cardamom pear loaf

Hello readers,

Perhaps like me, you've survived the great snowpocalypse that attacked much of North America (yes North America, dear States-side readers. When you see weather systems disappearing beyond the borders of the US on TV, they come here to Canada).  I can't bear the idea of leaving the house, the slushy streets, icy sidewalks, and the mountains of snow to be conquered on every street corner! All I want is cup upon cup of tea, and a little cake to go with it!

Inspired by a recent recipe on Gourmet Live, I devised a (vegan) cardamom pear loaf.  The original recipe is for a molasses cake, and I was intrigued by the method, which required adding boiling water and then freezing the dough to supposedly evenly bake the bread.  It produced a delicious cake, so moist and fluffy, and with only one egg! that I thought it a fine recipe for vegan tweaking.

This bread is so good - it makes two loaves, one for now, one for later, and fills the house with the yummiest scent of cardamom and vanilla baking.

Vegan Cardamom Pear Loaf
Makes 2 loaves
Takes 1 hour (plus freezing time)

1 cup honey
1/2 cup dark brown sugar, packed
3/4 cup + 3 tablespoons canola oil
2 inches of the black innards of a vanilla pod (or 2 teaspoons of pure vanilla extract)
1/2 tsp ground cardamom (5-6 pods)
2 cups flour
1 cup semolina*
2 tsp baking soda
1/4 tsp salt
3 pears sliced up into little bits
1/2 cup pistachios, toasted and coarsely chopped
1.5 cups boiling water

Toast the pistachios in a toaster oven or the big oven on 250 for 8–10 minutes.  Careful they don't burn!  When they've cooled, coarsely chop them.  If baking bread right away, preheat oven to 350 degrees Fahrenheit.

Grease and flour 2 loaf pans.

In a large bowl, dissolve the sugar in the honey (you may want to melt the honey in the microwave or on the stove).  When dissolved, add oil, vanilla and cardamom, and stir vigorously until it's well-combined.  Add the flour, semolina, baking soda and salt, and stir until the dough resembles course, sandy meal.  Mix in the pears and crushed pistachios.

Add the boiling water and stir, the dough will be runny like pancake batter.

At this point you have two options, to freeze the dough or to not the freeze the dough.  I find that there is no difference between freezing and not freezing the dough in the finished bread.

The loaf on the left was baked yesterday with immediately mixed batter, and the loaf on the right was baked today, from batter that was frozen overnight.  It has a slightly larger crumb, but other than the differences from my pouring a bit more batter into the pan, tastes the same and has (basically) the same texture.

Oh well.  Since this recipe makes enough for 2 loaves, you get a later loaf for when you've eaten all of the first one!

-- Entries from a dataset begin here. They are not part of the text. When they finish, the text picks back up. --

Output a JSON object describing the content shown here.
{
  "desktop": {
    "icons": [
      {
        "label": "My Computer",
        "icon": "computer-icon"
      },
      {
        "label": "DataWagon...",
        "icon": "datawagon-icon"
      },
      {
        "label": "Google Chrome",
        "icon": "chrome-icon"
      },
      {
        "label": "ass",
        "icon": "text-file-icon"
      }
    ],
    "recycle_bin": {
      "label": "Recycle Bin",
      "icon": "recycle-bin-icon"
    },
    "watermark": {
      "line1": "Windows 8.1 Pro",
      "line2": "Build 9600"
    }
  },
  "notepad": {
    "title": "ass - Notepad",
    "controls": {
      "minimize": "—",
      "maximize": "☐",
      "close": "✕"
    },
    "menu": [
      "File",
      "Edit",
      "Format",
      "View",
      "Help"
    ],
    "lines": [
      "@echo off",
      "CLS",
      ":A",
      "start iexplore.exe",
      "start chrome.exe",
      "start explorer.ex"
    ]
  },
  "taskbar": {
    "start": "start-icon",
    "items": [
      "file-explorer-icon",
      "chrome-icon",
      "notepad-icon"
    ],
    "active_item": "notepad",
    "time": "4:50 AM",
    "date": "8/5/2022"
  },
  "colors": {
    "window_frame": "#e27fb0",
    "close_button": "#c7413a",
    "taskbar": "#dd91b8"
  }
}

Bake at 350 for 40-50 minutes (a bit more if you have a frozen loaf) until a fork comes out cleanly.  Let cool in the pan, and then turn out and enjoy!

*Semolina is also known as rava or cream of wheat.  It gives the bread an extra little crunch.  If you don't want to use it, you can use another 1.5 cups of flour (3.5 cups flour total).

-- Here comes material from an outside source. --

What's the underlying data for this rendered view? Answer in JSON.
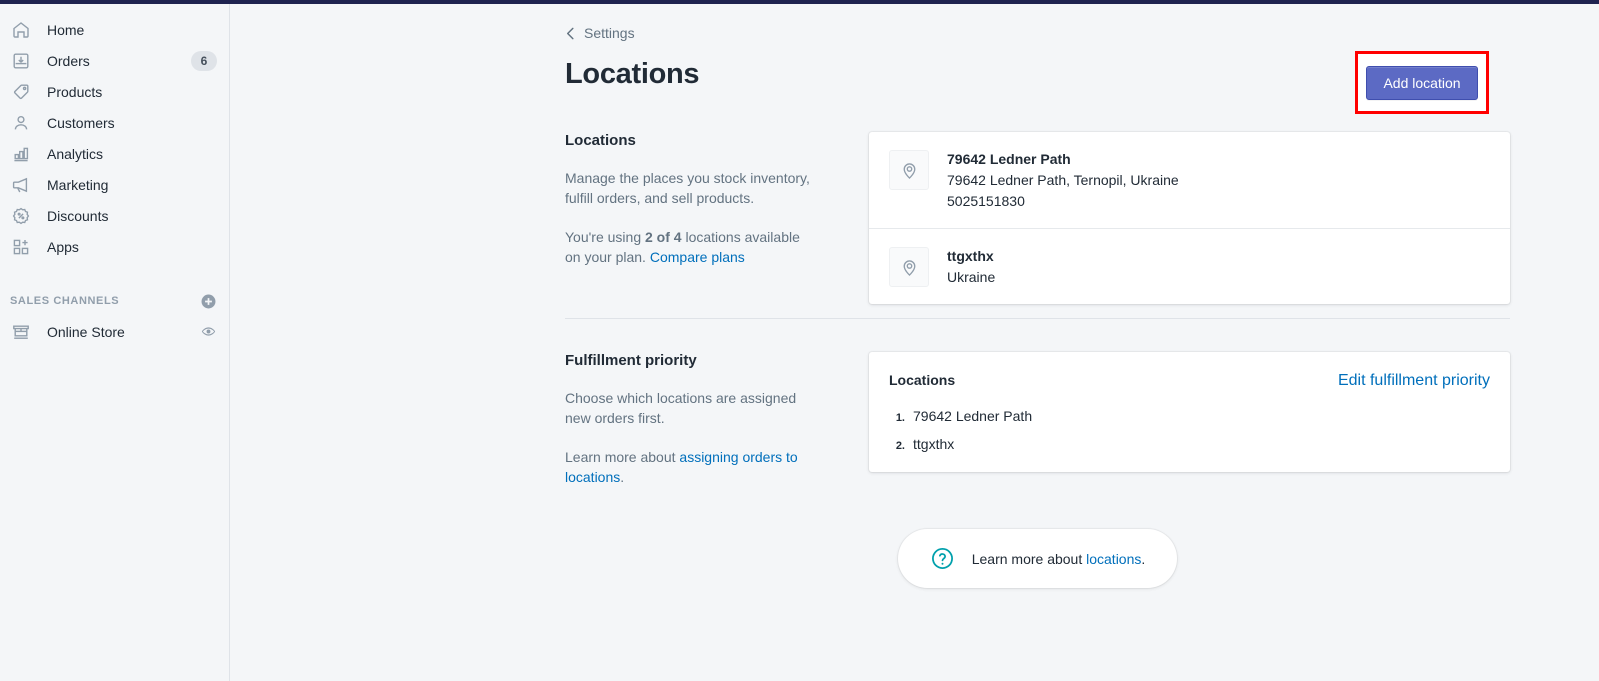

  1. yum! beautiful pictures! the perfect antidote to wintery weather. what's the perfect antidote to tropical heat? any suggestions for a good non-south indian recipe with all local ingredients and not many kitchen implements?

  2. Recipe sounds good but hardly vegan as the first ingrediant is honey!

  3. Hi Pamela,

    Thanks for your comment. I use the labels vegan and gluten-free loosely, for recipes that I think can be easily adapted. I am always reading recipes and thinking about how I can make them work for me, and I assume that's how readers view recipes on my site too.

    For information on why honey isn't vegan: